-- RECORDS SUPPLIED follows --
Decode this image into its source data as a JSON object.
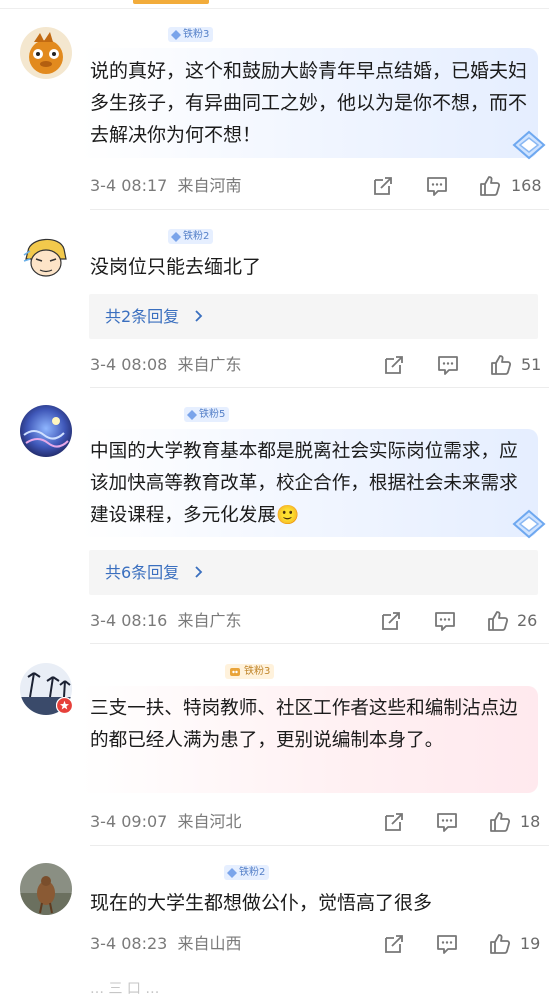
{
  "comments": [
    {
      "badge": "铁粉3",
      "text": "说的真好，这个和鼓励大龄青年早点结婚，已婚夫妇多生孩子，有异曲同工之妙，他以为是你不想，而不去解决你为何不想！",
      "time": "3-4 08:17",
      "location": "来自河南",
      "likes": "168"
    },
    {
      "badge": "铁粉2",
      "text": "没岗位只能去缅北了",
      "replies": "共2条回复",
      "time": "3-4 08:08",
      "location": "来自广东",
      "likes": "51"
    },
    {
      "badge": "铁粉5",
      "text": "中国的大学教育基本都是脱离社会实际岗位需求，应该加快高等教育改革，校企合作，根据社会未来需求建设课程，多元化发展",
      "emoji": "🙂",
      "replies": "共6条回复",
      "time": "3-4 08:16",
      "location": "来自广东",
      "likes": "26"
    },
    {
      "badge": "铁粉3",
      "text": "三支一扶、特岗教师、社区工作者这些和编制沾点边的都已经人满为患了，更别说编制本身了。",
      "time": "3-4 09:07",
      "location": "来自河北",
      "likes": "18"
    },
    {
      "badge": "铁粉2",
      "text": "现在的大学生都想做公仆，觉悟高了很多",
      "time": "3-4 08:23",
      "location": "来自山西",
      "likes": "19"
    }
  ],
  "next_peek": "… 三 口 …",
  "colors": {
    "accent": "#f2ac3b",
    "badge_blue": "#5580c8",
    "replies_link": "#3a6fbf",
    "meta_gray": "#7a7a7a"
  },
  "icons": [
    "repost-icon",
    "comment-icon",
    "like-icon",
    "chevron-right-icon",
    "diamond-decoration-icon",
    "gem-icon",
    "avatar-badge-icon"
  ]
}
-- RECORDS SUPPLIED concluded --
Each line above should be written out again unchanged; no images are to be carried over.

Decode this image into its source data as a JSON object.
{
  "comments": [
    {
      "badge": "铁粉3",
      "text": "说的真好，这个和鼓励大龄青年早点结婚，已婚夫妇多生孩子，有异曲同工之妙，他以为是你不想，而不去解决你为何不想！",
      "time": "3-4 08:17",
      "location": "来自河南",
      "likes": "168"
    },
    {
      "badge": "铁粉2",
      "text": "没岗位只能去缅北了",
      "replies": "共2条回复",
      "time": "3-4 08:08",
      "location": "来自广东",
      "likes": "51"
    },
    {
      "badge": "铁粉5",
      "text": "中国的大学教育基本都是脱离社会实际岗位需求，应该加快高等教育改革，校企合作，根据社会未来需求建设课程，多元化发展",
      "emoji": "🙂",
      "replies": "共6条回复",
      "time": "3-4 08:16",
      "location": "来自广东",
      "likes": "26"
    },
    {
      "badge": "铁粉3",
      "text": "三支一扶、特岗教师、社区工作者这些和编制沾点边的都已经人满为患了，更别说编制本身了。",
      "time": "3-4 09:07",
      "location": "来自河北",
      "likes": "18"
    },
    {
      "badge": "铁粉2",
      "text": "现在的大学生都想做公仆，觉悟高了很多",
      "time": "3-4 08:23",
      "location": "来自山西",
      "likes": "19"
    }
  ],
  "next_peek": "… 三 口 …",
  "colors": {
    "accent": "#f2ac3b",
    "badge_blue": "#5580c8",
    "replies_link": "#3a6fbf",
    "meta_gray": "#7a7a7a"
  },
  "icons": [
    "repost-icon",
    "comment-icon",
    "like-icon",
    "chevron-right-icon",
    "diamond-decoration-icon",
    "gem-icon",
    "avatar-badge-icon"
  ]
}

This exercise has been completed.